Edinburgh, Scotland

 Tiziana Bonifacino

Tiziana Bonifacino

Tiziana Bonifacino PhD, is an Assistant Professor at the Department of Pharmacy, University of Genoa, Italy.

Title: Excessive glutamate release and undelying synaptic mechanisms in a mouse model of amyotrophic lateral sclerosis.

Biography

Biography: Tiziana Bonifacino

Abstract

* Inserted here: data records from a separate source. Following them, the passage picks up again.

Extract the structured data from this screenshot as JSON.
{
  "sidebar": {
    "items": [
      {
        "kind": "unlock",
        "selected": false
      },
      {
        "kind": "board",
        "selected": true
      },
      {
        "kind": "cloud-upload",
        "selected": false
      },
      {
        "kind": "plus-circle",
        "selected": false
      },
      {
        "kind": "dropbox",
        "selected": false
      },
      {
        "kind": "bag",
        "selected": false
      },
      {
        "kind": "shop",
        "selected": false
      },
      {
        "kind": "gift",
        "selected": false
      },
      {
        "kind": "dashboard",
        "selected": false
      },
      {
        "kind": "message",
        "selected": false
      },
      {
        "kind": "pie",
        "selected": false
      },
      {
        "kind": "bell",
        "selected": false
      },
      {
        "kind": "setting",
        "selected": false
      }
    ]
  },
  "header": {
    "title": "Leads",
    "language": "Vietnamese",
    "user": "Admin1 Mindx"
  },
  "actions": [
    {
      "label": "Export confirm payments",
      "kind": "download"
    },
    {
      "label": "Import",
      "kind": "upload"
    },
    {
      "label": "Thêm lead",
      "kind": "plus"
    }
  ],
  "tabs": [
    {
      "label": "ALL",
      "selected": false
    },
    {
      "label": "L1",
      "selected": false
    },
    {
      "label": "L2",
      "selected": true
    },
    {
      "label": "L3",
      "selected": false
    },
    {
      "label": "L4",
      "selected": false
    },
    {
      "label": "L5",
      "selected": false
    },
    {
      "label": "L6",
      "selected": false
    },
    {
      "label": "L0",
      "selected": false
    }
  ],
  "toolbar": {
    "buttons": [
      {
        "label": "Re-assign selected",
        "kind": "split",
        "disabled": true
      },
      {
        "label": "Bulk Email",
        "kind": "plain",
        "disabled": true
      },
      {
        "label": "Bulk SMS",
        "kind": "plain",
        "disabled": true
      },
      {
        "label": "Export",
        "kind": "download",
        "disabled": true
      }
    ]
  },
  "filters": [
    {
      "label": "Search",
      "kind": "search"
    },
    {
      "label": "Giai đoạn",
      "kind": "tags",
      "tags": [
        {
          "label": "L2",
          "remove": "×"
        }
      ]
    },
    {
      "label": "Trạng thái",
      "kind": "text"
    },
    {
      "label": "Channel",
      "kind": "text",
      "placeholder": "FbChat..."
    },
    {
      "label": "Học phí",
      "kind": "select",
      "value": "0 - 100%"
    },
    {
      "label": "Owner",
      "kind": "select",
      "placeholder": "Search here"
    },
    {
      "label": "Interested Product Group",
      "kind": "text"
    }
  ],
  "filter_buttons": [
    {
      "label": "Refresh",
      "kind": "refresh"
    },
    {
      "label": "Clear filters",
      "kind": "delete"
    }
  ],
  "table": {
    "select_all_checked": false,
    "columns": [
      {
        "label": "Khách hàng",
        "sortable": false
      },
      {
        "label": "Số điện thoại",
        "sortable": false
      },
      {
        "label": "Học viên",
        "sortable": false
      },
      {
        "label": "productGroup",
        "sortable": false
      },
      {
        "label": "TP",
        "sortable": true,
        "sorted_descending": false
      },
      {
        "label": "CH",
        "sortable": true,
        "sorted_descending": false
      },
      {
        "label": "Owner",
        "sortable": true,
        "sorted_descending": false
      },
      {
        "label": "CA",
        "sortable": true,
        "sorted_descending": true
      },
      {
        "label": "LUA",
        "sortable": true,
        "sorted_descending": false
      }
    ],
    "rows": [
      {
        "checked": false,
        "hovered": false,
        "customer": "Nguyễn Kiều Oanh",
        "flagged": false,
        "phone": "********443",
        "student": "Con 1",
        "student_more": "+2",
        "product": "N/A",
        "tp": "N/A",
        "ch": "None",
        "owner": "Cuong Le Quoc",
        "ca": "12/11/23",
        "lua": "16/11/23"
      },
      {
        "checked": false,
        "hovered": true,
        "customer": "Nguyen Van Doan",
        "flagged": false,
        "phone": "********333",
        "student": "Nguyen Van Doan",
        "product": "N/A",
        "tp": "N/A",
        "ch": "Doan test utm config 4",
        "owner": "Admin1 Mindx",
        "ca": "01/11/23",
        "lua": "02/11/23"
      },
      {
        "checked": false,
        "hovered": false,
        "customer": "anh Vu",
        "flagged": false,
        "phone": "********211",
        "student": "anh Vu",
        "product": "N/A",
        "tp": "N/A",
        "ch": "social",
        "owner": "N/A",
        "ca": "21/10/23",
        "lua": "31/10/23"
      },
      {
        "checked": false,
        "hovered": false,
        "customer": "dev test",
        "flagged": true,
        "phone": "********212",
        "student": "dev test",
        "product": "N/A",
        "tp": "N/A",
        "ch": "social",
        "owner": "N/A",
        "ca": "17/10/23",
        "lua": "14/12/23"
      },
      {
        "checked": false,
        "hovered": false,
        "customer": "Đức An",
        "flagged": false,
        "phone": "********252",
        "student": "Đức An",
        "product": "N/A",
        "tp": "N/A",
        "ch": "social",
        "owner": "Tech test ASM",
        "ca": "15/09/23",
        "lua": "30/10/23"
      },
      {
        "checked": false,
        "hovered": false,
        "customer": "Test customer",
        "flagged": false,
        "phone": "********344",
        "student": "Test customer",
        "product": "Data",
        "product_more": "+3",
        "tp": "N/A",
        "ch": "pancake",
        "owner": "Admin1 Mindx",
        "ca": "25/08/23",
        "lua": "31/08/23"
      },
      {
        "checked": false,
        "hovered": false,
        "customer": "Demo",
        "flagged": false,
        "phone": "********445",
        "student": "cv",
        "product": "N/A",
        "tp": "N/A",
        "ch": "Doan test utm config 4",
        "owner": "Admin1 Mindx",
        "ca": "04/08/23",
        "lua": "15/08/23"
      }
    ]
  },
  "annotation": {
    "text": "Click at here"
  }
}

Amyotrophic lateral sclerosis (ALS) is a fatal neurodegenerative disease, characterized by upper and lower motor neuron degeneration. Glutamate(Glu)-mediated excitotoxicity plays a major role in cell death and Glu has been found elevated in serum of patients and animal models of ALS. The aim of this research was to investigate whether the augmentend extracellular Glu can be sustainend by alteration of its release. Glu release was studied from purified spinal cord synaptosomes of SOD1G93A mice at the early and the late phases of the disease (4 and 17 weeks of life, respectively). Both the spontaneous and the stimulus-evoked exocytotic Glu release were increased at the two stages studied. We also measured the expression/activation state of a number of pre-synaptic proteins involved in neurotransmitter release: few of them were found modified and synaptotagmin and actin resulted over-expressed in both 4 and 17 week-old mice. Increased pre-synaptic Ca2+ levels, over-activation of calcium/calmodulin-dependent kinase-II and ERK/MAP kinases correlate with hyper-phosphorylation of synapsin-I at both stages. In line with these findings, Glu exocytosis was paralleled by the increase of the readily releasable pool of vesicles and prevented by blocking synapsin-I phosphorylation, using specific antibodies. Our results highlight that abnormal glutamate release is present in the spinal cord of SOD1G93A mice at the pre-symptomatic and late stage of the disease, an event accompanied by marked plastic changes of specific pre-synaptic mechanisms supporting exocytosis, that in turn may represent targets to diminish exitotoxicity in ALS. The precociousness of this phenomenon may imply that it represents a cause rather than a consequence of the neuronal damage during disease progression.